The United States had a cold war to win against the Soviet Union. For several decades, students were taught to dive under their desks should a nuclear bomb go off. People built bomb shelters. Americans got so tired of the containment strategy, they took a gamble on a guy from California whose strategy was simple: "We win. They lose."
Should any Republican step to any microphone and announce he has changed his mind on global warming, the press will hail him as a hero. He has taken new evidence, processed it, and changed his mind. Should any Republican do the same on gay marriage, tax increases or a host of other matters, the same will happen.
President Obama addressed the nation this past Wednesday night to outline his strategy for combating ISIS. Having declared the War on Terror over, he referred to "terror" in various forms 18 times in his speech.
Many people suggest President Obama has checked out. He treats the ever-growing threat of ISIS as an abstraction. Sources from within the administration are now more openly admitting that, for almost a year, intelligence and Pentagon officials have advised the president of the threat. He has chosen to do very little. Last Wednesday, he said we would "shrink" ISIS and make it "a manageable problem" as opposed to eliminate it.
Just last week, the temperatures in Middle Georgia, where I write, were over 100 degrees. This week, they are struggling to get to 90. But, as say climate change advocates, that is called weather, not climate. Of course, this is the second year in a row Georgia has experienced a milder than normal summer.
There are no winners in Ferguson. There is only tragedy. Any justice now gotten, if at all, will be a tainted justice that does not heal, but further divides. The gleefulness of many on both sides circling like vultures should turn stomachs, not wallets and voter registration numbers.
The facts that seem undisputed -- and in these situations that is so rare -- are that an unarmed 18-year-old named Michael Brown was walking in a street; an altercation occurred with a police officer; the officer gave chase to Mr. Brown after the scuffle and shot Mr. Brown at least once in the back, approximately 20 feet from where the scuffle occurred.
"Anti-LGBT attitudes are terrible for people in all sorts of communities. They linger and oppress, and we need to stamp them out, ruthlessly," tweeted Josh Barro, a writer for the New York Times. In subsequent tweets he made clear that those who believe in traditional marriage are not worthy of respect or civility and, most alarmingly, that the government has the power to redefine words such as marriage.
Sextili became August eight years after the birth of Christ to honor Emperor Augustus. While August may have worked out well for Augustus, for American politicians August tends to be a month of scandal and trouble.
Dr. Russell D. Moore of the Ethics & Religious Liberty Commission of the Southern Baptist Convention and Ronnie Floyd, the current president of the Southern Baptist Convention, have added some much needed moral clarity to the crisis at the border.

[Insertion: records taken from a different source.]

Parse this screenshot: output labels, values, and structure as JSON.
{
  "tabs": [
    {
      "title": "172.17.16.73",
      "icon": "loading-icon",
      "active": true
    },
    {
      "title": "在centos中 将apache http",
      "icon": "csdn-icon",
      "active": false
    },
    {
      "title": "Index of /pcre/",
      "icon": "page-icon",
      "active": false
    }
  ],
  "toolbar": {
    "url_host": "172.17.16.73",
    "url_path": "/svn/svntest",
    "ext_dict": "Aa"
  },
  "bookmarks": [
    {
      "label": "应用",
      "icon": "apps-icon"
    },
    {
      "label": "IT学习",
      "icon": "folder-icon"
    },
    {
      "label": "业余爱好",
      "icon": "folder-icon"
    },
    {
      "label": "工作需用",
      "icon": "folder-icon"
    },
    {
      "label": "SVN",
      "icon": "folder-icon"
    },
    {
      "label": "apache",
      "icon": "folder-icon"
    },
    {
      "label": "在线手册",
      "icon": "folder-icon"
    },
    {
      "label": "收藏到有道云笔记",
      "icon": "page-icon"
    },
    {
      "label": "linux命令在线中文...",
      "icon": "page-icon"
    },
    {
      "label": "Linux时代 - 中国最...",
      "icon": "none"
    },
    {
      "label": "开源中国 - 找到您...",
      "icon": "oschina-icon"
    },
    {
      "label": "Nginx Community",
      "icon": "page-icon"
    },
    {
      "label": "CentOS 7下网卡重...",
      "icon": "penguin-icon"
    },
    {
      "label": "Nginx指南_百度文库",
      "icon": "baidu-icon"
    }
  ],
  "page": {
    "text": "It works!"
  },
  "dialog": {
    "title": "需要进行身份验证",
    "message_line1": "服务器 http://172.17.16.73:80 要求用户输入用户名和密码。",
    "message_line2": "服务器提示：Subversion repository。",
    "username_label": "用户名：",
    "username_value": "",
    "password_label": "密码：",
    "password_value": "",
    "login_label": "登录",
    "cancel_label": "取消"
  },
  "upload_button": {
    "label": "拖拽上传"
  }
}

In what appears to be the ultimate modern demonstration of "drinking the Kool-Aid," Republicans across the spectrum seem to have entered a pact in sticking together to defend, and even celebrate, campaign tactics predicated on gross voter fraud and manipulation of minority voters. In fact, given recent campaign finance disclosures, it seems clear some Senate Republican leaders helped pay for the attacks on their own base in Mississippi.
Speaker John Boehner intends to draft legislation in the House of Representatives that would authorize a suit against the president of the United States. The legislation would only pertain to the House, so it would not need the Senate's consent. Given the partisan composition of the House, the legislation will pass. Speaker Boehner will use taxpayer dollars to sue President Obama over President Obama's use, or disuse, of his powers.
When the rights of individuals clash, both sides should be willing to step back and recognize that both have rights. But, the political left in America has decided its rights and values are the only acceptable ones in our republic.
Last Tuesday in Mississippi, incumbent Republican Sen. Thad Cochran beat his challenger, State Sen. Chris McDaniel, in a Republican runoff. There is no dispute that Cochran won by bringing thousands of Democrats into the Republican runoff to support him.
The United States Patent and Trademark Office invalidated several patents belonging to the Washington Redskins. This is not the first attempt by aggrieved parties to have the trademarks revoked.
On Sept. 20, 2005, Lt. Gen. Russel L. Honoré, answered reporters' questions during the aftermath of Hurricane Katrina. Honoré focused on steps being taken to prevent future storms.
Five more foot soldiers are headed back to the front lines of the real war on women thanks to President Obama. Abdul Haq Wasiq was a deputy minister of intelligence for the Taliban and helped al-Qaida. He has been accused of murder and torture.
Crime may be falling in the country, but mass murder seems to be increasing if only through perception and news coverage. Another young man in California decided to take lives because he was unhappy with his own.
In 1540, Hernando de Soto marched through Middle Georgia not far from where this column originates.
Public Opinion Strategies, a Washington political shop, produced a chart last week that got much of the political press buzzing.
Movie Producer Shares Personal Decision to Produce Faith-Based Film ‘The Good Lie’ | Cortney O'Brien